Rep. Patti Fritz (DFL-Faribault) was at a church service a few months ago when a woman in a neighboring pew tapped her on the shoulder. The woman told Fritz she had worked all her life, but was struggling to feed her children in light of her husband’s job loss. She asked Fritz to do something about it.
Now Fritz sponsors one of two bills targeted at hungry Minnesotans – a growing group. One in 10 Minnesotans visited a food shelf last year, with total visits up by 23 percent from 2008. As of November, more than 400,000 Minnesotans were enrolled in Food Support, the federal nutrition assistance program formerly called food stamps.
Fritz sponsors HF453 that would eliminate state-imposed asset limits on Food Support eligibility and raise the maximum qualifying income to about $30,000 annually. Another bill, HF2799, would increase the state appropriation to food shelves by $500,000 beginning in the current biennium. The legislation is sponsored by Rep. John Benson (DFL-Minnetonka).
“It is a fundamental human right to have sufficient nutrition,” Benson told the House Housing Finance and Policy and Public Health Finance Division Feb. 17. “It also affects all other areas of the society, from health care to even corrections – all these other issues that relate to this fundamental need for nutrition.”
The past two years have been especially tough for Minnesotans who were struggling even before the recession. According to the Department of Human Services, more than half of Food Support applicants each month since June 2008 had received similar assistance in the past five years. State officials also attribute much of the increase in the Food Support caseload to a 2009 policy change that allowed childless adults to stay in the program longer.
But county case workers and food shelf managers are seeing more of another demographic: the middle class. At Channel One Food Bank and Food Shelf in Rochester, visits were up by 30 percent each month of 2009 compared with the same month in 2008. Executive Director Cynthia Shaffer credits the increase to more first-time visits among the middle class.
“These were not people who were used to using the system,” she said.
Unemployment is a major factor, but it’s not just the jobless who need help. Byron Laher is president of Community Emergency Assistance Program, Inc. (CEAP), which runs three food shelves in the north metro. He says most CEAP clients are working and visit only when they’re desperate. The average family comes in three times a year.
“They are working, they are right on the edge,” Laher said. “And a car repair, kids need clothes, rent gets raised – those are the things that throw these families into a real economic turmoil.”
Under current law, some of those “on the edge” families don’t qualify for Food Support because they have savings and other assets totaling more than $7,000. Supporters of Fritz’s bill hope her proposal will remedy the situation.
“The reason we don’t want asset tests there (is) so if you lose your job for six months (and) you need the money for a short time, we don’t want you spending down your assets because then you’ll never be able to build yourself back up,” said Rep. Paul Thissen (DFL-Mpls), a member of the House Health Care and Human Services Finance Division.

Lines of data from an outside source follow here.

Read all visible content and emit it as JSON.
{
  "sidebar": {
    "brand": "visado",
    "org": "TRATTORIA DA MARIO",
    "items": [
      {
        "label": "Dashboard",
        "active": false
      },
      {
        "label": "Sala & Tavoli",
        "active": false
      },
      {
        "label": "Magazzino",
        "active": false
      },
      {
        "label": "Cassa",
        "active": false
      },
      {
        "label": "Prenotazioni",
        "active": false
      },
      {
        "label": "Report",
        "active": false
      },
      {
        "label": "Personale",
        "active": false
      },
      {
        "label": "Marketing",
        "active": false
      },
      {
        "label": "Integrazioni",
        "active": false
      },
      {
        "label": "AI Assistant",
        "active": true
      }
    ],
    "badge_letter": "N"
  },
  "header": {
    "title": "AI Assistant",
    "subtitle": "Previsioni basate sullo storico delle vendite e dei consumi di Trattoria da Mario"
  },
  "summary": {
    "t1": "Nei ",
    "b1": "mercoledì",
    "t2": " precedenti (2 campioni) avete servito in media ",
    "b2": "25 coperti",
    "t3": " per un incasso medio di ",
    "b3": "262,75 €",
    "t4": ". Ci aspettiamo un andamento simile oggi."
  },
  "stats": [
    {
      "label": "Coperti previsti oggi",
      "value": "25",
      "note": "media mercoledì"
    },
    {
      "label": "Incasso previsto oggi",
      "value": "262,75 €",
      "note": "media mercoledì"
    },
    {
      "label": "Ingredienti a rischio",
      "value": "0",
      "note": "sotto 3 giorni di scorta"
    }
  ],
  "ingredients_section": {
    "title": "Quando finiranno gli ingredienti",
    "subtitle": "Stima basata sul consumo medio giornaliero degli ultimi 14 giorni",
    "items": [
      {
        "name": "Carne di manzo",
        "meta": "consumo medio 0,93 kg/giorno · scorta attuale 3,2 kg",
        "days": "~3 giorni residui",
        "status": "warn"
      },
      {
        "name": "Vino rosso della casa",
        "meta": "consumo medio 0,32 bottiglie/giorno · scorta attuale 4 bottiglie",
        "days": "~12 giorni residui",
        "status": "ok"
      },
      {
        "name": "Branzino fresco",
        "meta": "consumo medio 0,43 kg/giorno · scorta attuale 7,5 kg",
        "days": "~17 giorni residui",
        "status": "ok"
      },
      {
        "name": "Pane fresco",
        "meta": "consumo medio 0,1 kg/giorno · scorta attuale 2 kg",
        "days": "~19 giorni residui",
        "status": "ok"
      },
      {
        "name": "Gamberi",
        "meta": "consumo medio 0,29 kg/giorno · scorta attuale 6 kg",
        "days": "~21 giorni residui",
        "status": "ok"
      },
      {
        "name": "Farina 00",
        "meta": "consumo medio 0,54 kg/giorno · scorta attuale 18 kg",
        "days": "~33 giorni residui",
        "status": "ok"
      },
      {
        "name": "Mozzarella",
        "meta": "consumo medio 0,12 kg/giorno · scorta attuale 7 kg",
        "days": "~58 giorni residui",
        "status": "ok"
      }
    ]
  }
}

Division members laid the bill over Feb. 16 for possible inclusion in an omnibus bill. A companion, SF481, sponsored by Sen. Linda Berglin (DFL-Mpls), awaits action by the Senate Finance Committee.
Benson’s bill was also laid over for possible inclusion in an omnibus bill following his testimony before the housing division. A companion, SF1607, sponsored by Sen. Katie Sieben (DFL-Newport), is also before the Senate Health and Human Services Budget Division.
Food assistance got a big boost from the American Recovery and Reinvestment Act of 2009, which gave most four-member Food Support households an $80 increase in their monthly grocery benefit. The legislation also provided $100 million for the federal program that distributes commodity foods from the U.S. Department of Agriculture to states, where food banks allot goods to food shelves, soup kitchens and shelters.
Donations to food shelves are also up, but not enough to match demand, said Colleen Moriarty, executive director of Hunger Solutions Minnesota.
“The charitable system alone simply cannot handle the crush of people that have found themselves in the position of having little or no income at all for a substantial period,” Moriarty said.
The challenge for lawmakers is how to address the need when so many issues are high-priority and high-cost. Broadening access to federally-funded Food Support wouldn’t have a direct impact on the state budget, but as Rep. Laura Brod (R-New Prague) observed, the federal dollars need to come from somewhere.
“It’s not free money. It’s not separate money,” she said. “It’s all money that comes out of the pockets of the hard working people of this state.”
Bill supporters maintain the cost is worth it.
“I understand the dramatic economic strain that you have in dealing with the budget,” Moriarty told members of the housing division, “but your neighbors and your friends are dealing with this on a daily basis.”